Problem to work on:
Before copying, set aside the pictures; then restate exactly the lines from the one with "Read all visible content and emit it as JSON." through the last line of the records.

App and web page records:

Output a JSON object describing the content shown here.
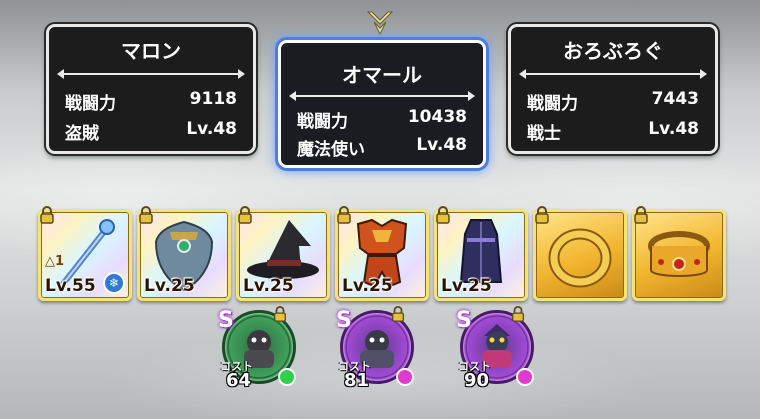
{
  "party": [
    {
      "name": "マロン",
      "power_label": "戦闘力",
      "power": "9118",
      "job": "盗賊",
      "level": "Lv.48"
    },
    {
      "name": "オマール",
      "power_label": "戦闘力",
      "power": "10438",
      "job": "魔法使い",
      "level": "Lv.48"
    },
    {
      "name": "おろぶろぐ",
      "power_label": "戦闘力",
      "power": "7443",
      "job": "戦士",
      "level": "Lv.48"
    }
  ],
  "equipment": [
    {
      "icon": "staff-icon",
      "level": "Lv.55",
      "limit_break": "1",
      "frame": "rainbow"
    },
    {
      "icon": "shield-icon",
      "level": "Lv.25",
      "frame": "rainbow"
    },
    {
      "icon": "witch-hat-icon",
      "level": "Lv.25",
      "frame": "rainbow"
    },
    {
      "icon": "armor-icon",
      "level": "Lv.25",
      "frame": "rainbow"
    },
    {
      "icon": "robe-icon",
      "level": "Lv.25",
      "frame": "rainbow"
    },
    {
      "icon": "ring-icon",
      "level": "",
      "frame": "gold"
    },
    {
      "icon": "crown-ring-icon",
      "level": "",
      "frame": "gold"
    }
  ],
  "monsters": [
    {
      "rank": "S",
      "cost_label": "コスト",
      "cost": "64",
      "ring_color": "#3fa05a",
      "dot_color": "#2fd14a"
    },
    {
      "rank": "S",
      "cost_label": "コスト",
      "cost": "81",
      "ring_color": "#a24ad6",
      "dot_color": "#e23ad0"
    },
    {
      "rank": "S",
      "cost_label": "コスト",
      "cost": "90",
      "ring_color": "#a24ad6",
      "dot_color": "#e23ad0"
    }
  ]
}
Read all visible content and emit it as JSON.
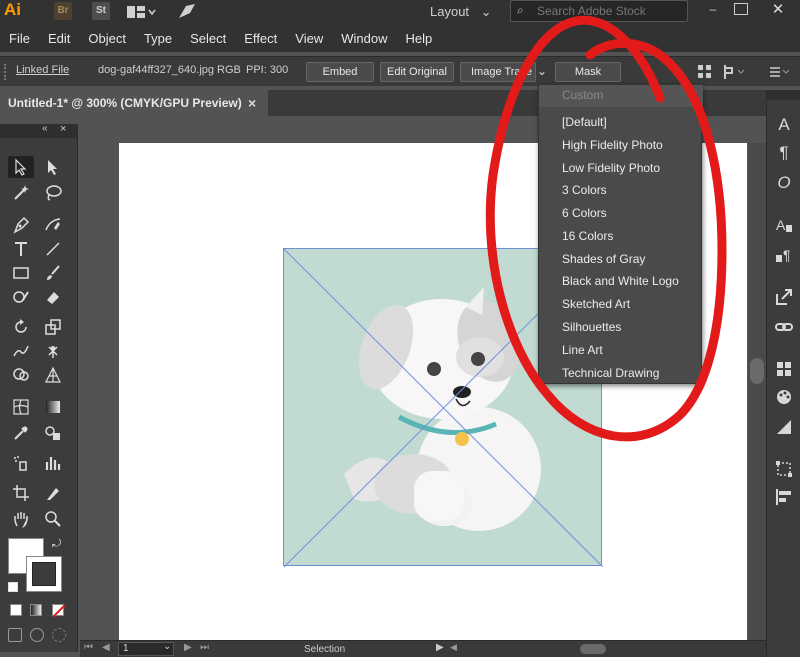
{
  "appbar": {
    "logo": "Ai",
    "br_badge": "Br",
    "st_badge": "St",
    "workspace_label": "Layout",
    "search_placeholder": "Search Adobe Stock"
  },
  "menubar": {
    "items": [
      "File",
      "Edit",
      "Object",
      "Type",
      "Select",
      "Effect",
      "View",
      "Window",
      "Help"
    ]
  },
  "control": {
    "linked_file_label": "Linked File",
    "file_name": "dog-gaf44ff327_640.jpg",
    "color_mode": "RGB",
    "ppi": "PPI: 300",
    "embed_label": "Embed",
    "edit_original_label": "Edit Original",
    "image_trace_label": "Image Trace",
    "mask_label": "Mask"
  },
  "document": {
    "tab_title": "Untitled-1* @ 300% (CMYK/GPU Preview)",
    "close_glyph": "×"
  },
  "trace_presets": {
    "header": "Custom",
    "items": [
      "[Default]",
      "High Fidelity Photo",
      "Low Fidelity Photo",
      "3 Colors",
      "6 Colors",
      "16 Colors",
      "Shades of Gray",
      "Black and White Logo",
      "Sketched Art",
      "Silhouettes",
      "Line Art",
      "Technical Drawing"
    ]
  },
  "status": {
    "zoom_value": "1",
    "tool_name": "Selection"
  },
  "colors": {
    "frame_fill": "#c2dbd2",
    "annotation_red": "#e21a1a",
    "selection_blue": "#6f8fd6",
    "app_accent": "#ff9a00"
  },
  "dock": {
    "char_icon": "A",
    "para_icon": "¶",
    "glyph_icon": "O"
  }
}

Response area:
Read all visible content and emit it as JSON.
{
  "appbar": {
    "logo": "Ai",
    "br_badge": "Br",
    "st_badge": "St",
    "workspace_label": "Layout",
    "search_placeholder": "Search Adobe Stock"
  },
  "menubar": {
    "items": [
      "File",
      "Edit",
      "Object",
      "Type",
      "Select",
      "Effect",
      "View",
      "Window",
      "Help"
    ]
  },
  "control": {
    "linked_file_label": "Linked File",
    "file_name": "dog-gaf44ff327_640.jpg",
    "color_mode": "RGB",
    "ppi": "PPI: 300",
    "embed_label": "Embed",
    "edit_original_label": "Edit Original",
    "image_trace_label": "Image Trace",
    "mask_label": "Mask"
  },
  "document": {
    "tab_title": "Untitled-1* @ 300% (CMYK/GPU Preview)",
    "close_glyph": "×"
  },
  "trace_presets": {
    "header": "Custom",
    "items": [
      "[Default]",
      "High Fidelity Photo",
      "Low Fidelity Photo",
      "3 Colors",
      "6 Colors",
      "16 Colors",
      "Shades of Gray",
      "Black and White Logo",
      "Sketched Art",
      "Silhouettes",
      "Line Art",
      "Technical Drawing"
    ]
  },
  "status": {
    "zoom_value": "1",
    "tool_name": "Selection"
  },
  "colors": {
    "frame_fill": "#c2dbd2",
    "annotation_red": "#e21a1a",
    "selection_blue": "#6f8fd6",
    "app_accent": "#ff9a00"
  },
  "dock": {
    "char_icon": "A",
    "para_icon": "¶",
    "glyph_icon": "O"
  }
}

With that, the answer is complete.